From farm to table
When a winemaker has painstakingly finished the year's harvest of the vineyard, and row upon row of vines stand empty and dark against the autumn sky, this is also the time for the vine to rest. Way up north and likewise down south, the sap retreats back into the stem and down into the root system to protect the vine from actually exploding, a bedtime signal and the start of nature's sleep cycle. In warm countries, the sap stays in the vine, but as the winemaker has carefully removed all the greenery from the branches, the vine still gets its much needed rest before the spring restarts the cycle.
During the autumn, after harvest, the wine farmer has cut back the vine so that only the branches that are to be retained remain, to focus growth on next year's shoots during the beginning of spring. The soil is often plowed and turned to provide increased oxygenation, and also to facilitate the uptake of rain- and snowfall by the soil to replenish the groundwater levels.
Now begins a sometimes uneven battle against temperature and humidity, against frost, fog, the uncertainty of sunshine, pests and a variety of other factors that can go wrong during all the growth phases that give rise to the finished grape bunch: the growth of foliage, budding, flowering, pollination, fruiting and "la verasion", when the grapes start to achieve their coloring.

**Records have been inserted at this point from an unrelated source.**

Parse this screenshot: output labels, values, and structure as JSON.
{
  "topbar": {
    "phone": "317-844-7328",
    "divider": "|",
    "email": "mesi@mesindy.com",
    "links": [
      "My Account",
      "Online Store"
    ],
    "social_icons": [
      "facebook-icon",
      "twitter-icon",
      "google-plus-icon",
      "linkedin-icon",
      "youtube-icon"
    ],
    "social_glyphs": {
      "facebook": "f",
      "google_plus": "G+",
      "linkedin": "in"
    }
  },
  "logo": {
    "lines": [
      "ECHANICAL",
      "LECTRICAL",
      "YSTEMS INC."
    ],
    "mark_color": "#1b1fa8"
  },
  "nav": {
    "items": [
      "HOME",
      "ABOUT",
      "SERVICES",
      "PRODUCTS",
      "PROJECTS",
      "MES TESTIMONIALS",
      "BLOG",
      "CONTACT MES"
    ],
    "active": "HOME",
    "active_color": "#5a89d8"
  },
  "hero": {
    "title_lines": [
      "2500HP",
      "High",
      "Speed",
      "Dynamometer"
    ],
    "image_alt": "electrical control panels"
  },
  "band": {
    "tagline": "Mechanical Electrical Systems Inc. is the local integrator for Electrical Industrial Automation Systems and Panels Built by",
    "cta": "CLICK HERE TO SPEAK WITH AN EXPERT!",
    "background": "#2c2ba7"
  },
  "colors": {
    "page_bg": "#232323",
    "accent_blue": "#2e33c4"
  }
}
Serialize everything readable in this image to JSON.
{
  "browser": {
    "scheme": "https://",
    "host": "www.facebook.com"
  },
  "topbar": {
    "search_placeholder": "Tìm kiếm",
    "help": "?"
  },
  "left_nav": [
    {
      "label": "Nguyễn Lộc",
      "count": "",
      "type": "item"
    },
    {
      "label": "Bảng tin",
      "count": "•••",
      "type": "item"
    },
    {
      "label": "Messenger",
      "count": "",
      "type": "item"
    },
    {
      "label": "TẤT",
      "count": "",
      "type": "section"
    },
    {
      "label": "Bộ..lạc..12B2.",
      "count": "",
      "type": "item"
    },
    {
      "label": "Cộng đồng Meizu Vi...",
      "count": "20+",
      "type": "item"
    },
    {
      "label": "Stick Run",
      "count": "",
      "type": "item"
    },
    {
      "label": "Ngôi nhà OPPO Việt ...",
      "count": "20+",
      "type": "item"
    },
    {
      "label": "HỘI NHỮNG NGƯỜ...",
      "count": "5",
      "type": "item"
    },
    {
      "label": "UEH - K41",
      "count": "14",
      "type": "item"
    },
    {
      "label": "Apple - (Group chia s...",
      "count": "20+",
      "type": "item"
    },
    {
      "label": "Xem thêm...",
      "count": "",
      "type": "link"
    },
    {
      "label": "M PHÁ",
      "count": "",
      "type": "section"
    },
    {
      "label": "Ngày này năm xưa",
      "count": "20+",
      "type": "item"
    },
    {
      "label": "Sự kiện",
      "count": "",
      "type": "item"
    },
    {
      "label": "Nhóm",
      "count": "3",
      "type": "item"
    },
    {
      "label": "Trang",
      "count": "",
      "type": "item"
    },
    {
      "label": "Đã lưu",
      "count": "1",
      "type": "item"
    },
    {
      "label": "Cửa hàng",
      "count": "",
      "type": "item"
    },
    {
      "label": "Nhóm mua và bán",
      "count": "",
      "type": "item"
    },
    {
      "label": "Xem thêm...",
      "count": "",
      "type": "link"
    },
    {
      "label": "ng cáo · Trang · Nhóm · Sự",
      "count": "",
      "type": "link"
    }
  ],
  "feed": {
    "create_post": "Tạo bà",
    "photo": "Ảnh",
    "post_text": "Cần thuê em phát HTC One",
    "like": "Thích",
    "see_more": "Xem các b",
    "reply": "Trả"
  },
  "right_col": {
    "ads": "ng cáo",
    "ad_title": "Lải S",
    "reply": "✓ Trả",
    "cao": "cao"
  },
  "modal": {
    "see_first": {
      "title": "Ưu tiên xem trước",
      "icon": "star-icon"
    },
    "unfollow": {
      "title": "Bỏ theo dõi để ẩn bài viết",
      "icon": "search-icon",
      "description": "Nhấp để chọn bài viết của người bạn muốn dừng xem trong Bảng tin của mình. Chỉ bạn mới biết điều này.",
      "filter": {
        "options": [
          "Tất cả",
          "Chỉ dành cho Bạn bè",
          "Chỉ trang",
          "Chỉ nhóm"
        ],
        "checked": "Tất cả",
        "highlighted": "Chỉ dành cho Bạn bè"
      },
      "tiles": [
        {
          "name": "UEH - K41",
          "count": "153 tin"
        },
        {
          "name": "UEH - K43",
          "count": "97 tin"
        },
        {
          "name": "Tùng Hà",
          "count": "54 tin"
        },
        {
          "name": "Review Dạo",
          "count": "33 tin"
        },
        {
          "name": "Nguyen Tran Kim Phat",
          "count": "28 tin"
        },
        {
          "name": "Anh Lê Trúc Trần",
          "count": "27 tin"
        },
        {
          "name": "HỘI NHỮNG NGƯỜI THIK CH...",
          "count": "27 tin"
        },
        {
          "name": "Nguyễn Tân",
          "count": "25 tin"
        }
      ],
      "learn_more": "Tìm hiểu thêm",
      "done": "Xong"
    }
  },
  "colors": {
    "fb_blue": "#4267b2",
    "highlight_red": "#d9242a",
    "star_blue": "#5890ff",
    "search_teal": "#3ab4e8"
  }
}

During springtime, the farmer has a busy period, when any unwanted shoots must be pruned off, the vines must be tied up and secured and the soil must be taken care of through the addition of nutrients and aeration. A decision must be made as to whether the fields need to be sprayed with any pesticides or additives and, if so, with what, in the northern regions the acres may need to be irrigated or fires lit in the vineyards to drive away night frost and fog, which can otherwise damage both vines and fragile buds.
Once the bunches start to form, a selection is made concerning which fruit the winemaker chooses to invest in, the rest is removed so as not to waste valuable nutrition and sun. Leaves must be constantly cut to ensure energy is not wasted solely on the vine's own growth but is concentrated to the grapes; but it is a delicate balancing act to not remove too much of the foliage, there is always a risk of the grapes being burnt and shriveled by the sun's unforgiving rays.
During this time, the previous year's wines are bottled if this has not already been done or the current vintage is to be stored longer, the winery then needs to be scrubbed clean from floor to ceiling before the autumn's new winemaking commences.
Then comes a period during which the winegrower can no longer affect the outcome of the growing process, all hope now lies with the weather gods: the optimum is a little rain, a lot of sun and just enough wind, the perfect combination for sun-ripened grapes, viable vines and as few pests as possible. Finally, harvest time!
Harvesting five kilograms of grapes is a quick job for seasoned hands, this is often the size of the plastic boxes that are used and then stacked high on top of the trailer that take the grapes to the winery; and one hectare of land fills up many, many boxes!
The grapes are sorted, either mechanically or manually, so that any unripe or in some way or another infested grapes are removed, as well as leaves and any other debris that may have made it into the boxes.
Grapes for red wines are often crushed before being fermented into wine, while for whites they are often pressed, and the remaining juice is then allowed to ferment into the finished product.
Somewhere around here in the process, the clarification and filtration of the finished wine takes place, or does not, and some producers choose to do so before storage while others wait until after. The choices are simply guided by the winemaker's own thoughts and visions about the final wine and are highly individual.
The wine is now stored for a period of time, ranging from three months up to a few years (and there are probably wines that are on the left longer than that), to then be judged and bottled, before the final storage takes over, for those producers who believe that their wines should rest in the bottle for a period of time before reaching the shop shelf.
The final road to the end consumer can differ a lot nowadays, as today we increasingly choose to travel ourselves to producers and make our purchases on site. Some choose to go to a Border shop in northern Germany, others order online and have the wine delivered to their front door, some rely on knowledgeable wine merchants and well-stocked shops. Either way; from farm to table!